Dental emergencies can happen anywhere and at any time. Being prepared can make the difference between handling a dental problem and resuming your fun, or having plans ruined.
- Tips to handling emergencies - before you get to the dentist.
- Instructions to follow after you have an oral surgery.
- Information following your root canal (endodontic) treatment.
- San Bernardino
- Rancho Mirage
- Rancho Cucamonga
While you should go to an emergency room or a dentist's office if needed, here are some tips on how to handle possible minor dental problems.
TOOTHACHE:Rinse your mouth well with warm water and gently floss between the teeth to remove any trapped food. Use a cold compress on the outside of the cheek and get to a dentist as soon as possible.
BROKEN TOOTH:Rinse with warm water, apply cold compresses to the cheek and get to a dentist as soon as possible.
KNOCKED-OUT TOOTH:Rinse the tooth lightly in running water but don't scrub it, and touch it as little as possible! Put the tooth back in the socket and hold it firmly in place. If you can't reinsert the tooth, keep it in a glass or container of milk or a special tooth preserving solution available at your local drug store or from your dentist. Get to the dentist within 30 minutes, if possible, to improve the chances of saving the tooth.
OBJECTS WEDGED BETWEEN TEETH:Gently remove the object with floss and avoid cutting the gums. Do not use a sharp instrument.
LOST FILLING:Cover the filling with paraffin, and take pain medication as needed. Most pharmacies have temporary filling kits that can be used until you are able to see a dentist
BITTTEN TONGUE OR LIP:Put direct pressure on bleeding area with a clean cloth and apply a cold compress to minimize swelling. If the bleeding doesn't stop, go to a nearby hospital.
POSSIBLE FRACTURED JAW:Immobilize the jaw by any means, such as a handkerchief, necktie or towel tied around the head, and go to a hospital emergency room as quickly as possible.
After Oral Surgery
Now that your oral surgery is complete, follow these procedures to make yourself more comfortable, promote healing, and help prevent any possible complications.
- Bite with firm pressure on gauze for one-half hour, change gauze as needed. (Bleeding will have slowed before we let you go.) Keep your tongue away from the surgical site. NO VIGOROUS RINSING.
- If you should experience further bleeding, use the additional gauze provided or a moistened tea bag. Bite on one of these for one-half hour then throw it away.
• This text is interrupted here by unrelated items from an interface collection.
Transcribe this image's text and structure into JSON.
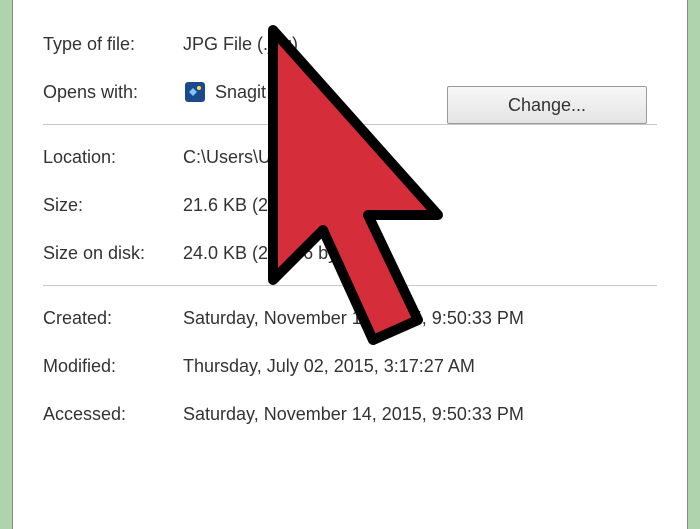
{
  "properties": {
    "type_of_file": {
      "label": "Type of file:",
      "value": "JPG File (.jpg)"
    },
    "opens_with": {
      "label": "Opens with:",
      "value": "Snagit Editor"
    },
    "change_button": "Change...",
    "location": {
      "label": "Location:",
      "value": "C:\\Users\\User"
    },
    "size": {
      "label": "Size:",
      "value": "21.6 KB (22,118 bytes)"
    },
    "size_on_disk": {
      "label": "Size on disk:",
      "value": "24.0 KB (24,576 bytes)"
    },
    "created": {
      "label": "Created:",
      "value": "Saturday, November 14, 2015, 9:50:33 PM"
    },
    "modified": {
      "label": "Modified:",
      "value": "Thursday, July 02, 2015, 3:17:27 AM"
    },
    "accessed": {
      "label": "Accessed:",
      "value": "Saturday, November 14, 2015, 9:50:33 PM"
    }
  }
}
- Do not wash or rinse your mouth today. Beginning tomorrow, rinse three times per day and/or each time you eat, with a solution consisting of one teaspoon of salt dissolved in a warm glass of water. Continue to do this for several days.
- Swelling is not uncommon and need not cause alarm. During the first 24 hours you may apply an ice bag or a towel filled with cracked ice to your cheek or jaw; 15 minutes on, 15 minutes off. Discontinue this after the first day.
- Some discomfort may be experienced after the anesthetic wears off. Take your medication prior to this time as directed. You may have been given more than one prescription. These are to help keep you comfortable, control swelling and promote healing.
- If you feel something rough when you place your tongue on the surgical site, you may think it is part of the tooth. Leave it alone and it will usually heal nicely. It is not uncommon for small pieces of bone to work their way to the top. If this happens, we can remove them easily.
- In case of extreme discomfort or any unusual disturbance, contact this office immediately.
- No smoking for the first 24 hours — and for 3 days if possible — following extraction. Do not use alcoholic beverages or mouth wash for 24 hours, and do not do any vigorous spitting. No drinking through straws.
- For the next day or two, a soft diet is recommended. Foods such as soup, mashed potatoes, yogurt, cottage cheese, and milk shakes are fine.
- Don't forget your post operative checkup!
After Root Canal
- Endodontic treatment can take 1, 2, or 3 appointments depending on each case. It is possible to experience any of the following symptoms after any one of these appointments: sensitivity to hot and/or cold; sensitivity to pressure; possible swelling.
- It is difficult to predict which symptoms, if any, you may experience and to what extent. In complicated cases, pain medication may be necessary.
- If you experience swelling, call our office; it may be necessary to prescribe an antibiotic for you.
- A temporary filling may be used to seal the tooth between visits.
- Be gentle on the tooth while eating until the final restoration is placed.
- During endodontic treatment the nerve, blood and nutrient supply to the tooth is removed. This will cause the tooth to become brittle and prone to fracturing which can result in the need to extract the tooth. In many cases, a full coverage crown restoration (cap) may be recommended to prevent this from happening.